Only a few weeks ago, a group of middle-aged Irish guys with a band decided it would be a good idea to force-place their new album onto millions of iPhones without asking if those people wanted it, and without initially giving those iPhone users a way to remove the songs. After a bit of reflection, the members of that musical group have decided that maybe this wasn’t the brightest publicity move. [More]
More bad news for U2. Not only did the band find out that it can’t make the Billboard charts by having Apple put it on every iPhone user’s iTunes account, but it turns out that a bunch of people aren’t U2 fans and don’t want their new album even if it’s free. After hearing from a few of these folks Apple has decided that maybe you should have a way to remove the tunes from your account. [More]
At the end of yesterday’s time-warping, genre-defying, multilingual livestream of the Apple iPhone 6 and Apple Watch announcement, the computer company decided to give a little-known Irish band the spotlight, allowing the lads from U2 to play some tunes for the crowd while simultaneously releasing their new album as a free iTunes download. But there is some bad news for these upstart rockers — they won’t be seeing their band’s name on the Billboard best-selling album chart. [More]
TechCrunch has published a damning rumor accusing the social music site Last.fm of helping the RIAA find users who downloaded leaked copies of U2’s new album. Relying on a tip, TechCrunch claims that the Last.fm, a subsidiary of CBS, handed over a “giant dump of user data to track down people who are scrobbling unreleased tracks.”
Above, the shocking footage.
Presented before at a company luncheon. Possibly recorded as recently as November 3rd.

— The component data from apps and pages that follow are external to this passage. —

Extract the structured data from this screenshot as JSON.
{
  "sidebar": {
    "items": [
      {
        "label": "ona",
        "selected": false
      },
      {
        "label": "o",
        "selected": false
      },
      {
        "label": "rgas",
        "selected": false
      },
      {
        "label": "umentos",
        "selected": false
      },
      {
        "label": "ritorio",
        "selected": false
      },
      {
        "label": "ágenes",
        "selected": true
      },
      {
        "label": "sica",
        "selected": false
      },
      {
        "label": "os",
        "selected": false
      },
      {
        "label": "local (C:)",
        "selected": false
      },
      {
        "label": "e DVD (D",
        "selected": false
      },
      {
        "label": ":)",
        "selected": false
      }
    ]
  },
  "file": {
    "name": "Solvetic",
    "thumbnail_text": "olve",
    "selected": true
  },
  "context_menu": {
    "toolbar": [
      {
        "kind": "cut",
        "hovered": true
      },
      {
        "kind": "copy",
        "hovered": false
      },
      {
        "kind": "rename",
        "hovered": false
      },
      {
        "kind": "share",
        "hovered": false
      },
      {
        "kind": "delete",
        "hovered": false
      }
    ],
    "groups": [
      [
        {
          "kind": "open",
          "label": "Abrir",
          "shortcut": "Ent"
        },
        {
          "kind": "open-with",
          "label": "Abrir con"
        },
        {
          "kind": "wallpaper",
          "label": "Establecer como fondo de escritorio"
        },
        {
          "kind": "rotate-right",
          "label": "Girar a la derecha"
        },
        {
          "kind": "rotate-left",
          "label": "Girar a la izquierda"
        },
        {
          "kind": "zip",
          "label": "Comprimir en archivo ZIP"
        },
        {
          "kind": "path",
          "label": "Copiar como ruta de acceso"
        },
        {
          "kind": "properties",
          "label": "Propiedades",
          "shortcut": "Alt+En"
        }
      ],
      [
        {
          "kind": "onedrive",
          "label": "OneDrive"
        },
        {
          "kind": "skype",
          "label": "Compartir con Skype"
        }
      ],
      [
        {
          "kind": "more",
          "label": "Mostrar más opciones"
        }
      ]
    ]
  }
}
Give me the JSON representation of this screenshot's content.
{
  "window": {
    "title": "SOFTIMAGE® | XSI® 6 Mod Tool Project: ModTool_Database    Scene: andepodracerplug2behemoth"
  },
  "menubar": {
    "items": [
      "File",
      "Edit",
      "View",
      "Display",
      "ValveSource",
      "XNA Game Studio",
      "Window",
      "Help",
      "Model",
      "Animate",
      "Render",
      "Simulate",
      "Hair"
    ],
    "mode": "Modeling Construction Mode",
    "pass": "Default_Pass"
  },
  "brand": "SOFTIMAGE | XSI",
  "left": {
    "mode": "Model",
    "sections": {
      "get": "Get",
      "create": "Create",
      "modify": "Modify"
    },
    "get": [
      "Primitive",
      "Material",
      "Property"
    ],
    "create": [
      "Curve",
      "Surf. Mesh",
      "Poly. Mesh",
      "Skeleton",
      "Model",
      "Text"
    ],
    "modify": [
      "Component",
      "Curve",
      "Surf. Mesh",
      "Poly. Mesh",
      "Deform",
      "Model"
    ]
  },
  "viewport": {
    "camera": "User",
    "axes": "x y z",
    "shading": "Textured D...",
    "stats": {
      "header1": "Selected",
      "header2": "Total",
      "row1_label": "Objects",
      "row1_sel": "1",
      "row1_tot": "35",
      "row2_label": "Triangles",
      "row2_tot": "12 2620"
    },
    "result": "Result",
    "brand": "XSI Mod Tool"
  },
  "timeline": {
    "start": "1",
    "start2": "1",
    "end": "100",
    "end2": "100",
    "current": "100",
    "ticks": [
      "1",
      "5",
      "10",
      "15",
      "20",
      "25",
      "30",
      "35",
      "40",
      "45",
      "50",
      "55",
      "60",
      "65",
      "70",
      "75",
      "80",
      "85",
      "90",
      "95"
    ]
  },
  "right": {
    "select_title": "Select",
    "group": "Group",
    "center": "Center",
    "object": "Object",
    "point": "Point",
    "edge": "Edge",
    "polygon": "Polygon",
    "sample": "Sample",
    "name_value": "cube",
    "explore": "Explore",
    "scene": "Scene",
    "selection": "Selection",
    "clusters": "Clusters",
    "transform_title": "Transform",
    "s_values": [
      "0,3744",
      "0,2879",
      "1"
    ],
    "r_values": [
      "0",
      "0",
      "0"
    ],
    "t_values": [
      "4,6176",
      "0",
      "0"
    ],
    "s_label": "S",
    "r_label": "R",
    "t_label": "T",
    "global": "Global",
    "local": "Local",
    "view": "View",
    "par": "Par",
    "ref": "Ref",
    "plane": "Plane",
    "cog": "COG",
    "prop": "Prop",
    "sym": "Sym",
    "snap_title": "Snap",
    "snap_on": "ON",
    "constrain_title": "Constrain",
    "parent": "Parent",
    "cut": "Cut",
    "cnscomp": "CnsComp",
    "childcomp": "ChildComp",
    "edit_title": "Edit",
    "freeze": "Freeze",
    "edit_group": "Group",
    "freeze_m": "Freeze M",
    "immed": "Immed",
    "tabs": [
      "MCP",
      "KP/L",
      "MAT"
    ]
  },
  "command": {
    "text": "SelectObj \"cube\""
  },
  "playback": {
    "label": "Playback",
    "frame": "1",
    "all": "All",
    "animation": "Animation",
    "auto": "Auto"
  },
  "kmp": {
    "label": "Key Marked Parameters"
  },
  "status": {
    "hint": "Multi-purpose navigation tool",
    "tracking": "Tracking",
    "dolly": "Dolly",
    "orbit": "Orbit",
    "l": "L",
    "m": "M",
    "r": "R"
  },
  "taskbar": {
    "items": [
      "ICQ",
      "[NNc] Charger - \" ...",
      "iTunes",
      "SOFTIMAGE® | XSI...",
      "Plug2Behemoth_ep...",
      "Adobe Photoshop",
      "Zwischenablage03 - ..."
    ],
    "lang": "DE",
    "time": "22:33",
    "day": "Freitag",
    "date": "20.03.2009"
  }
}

For those puritans shocked by the sight of a real live breast adorning Baby Talk magazine, or even those shocked by those who were shocked… remember, it could be much worse. Last month someone got stoned (as in, pelted with heavy rocks) in Ethiopia for simply breastfeeding in public. Further shocked was visiting world humanitarian and sometimes U2 band member, Bono. Reports CBS2 Chicago: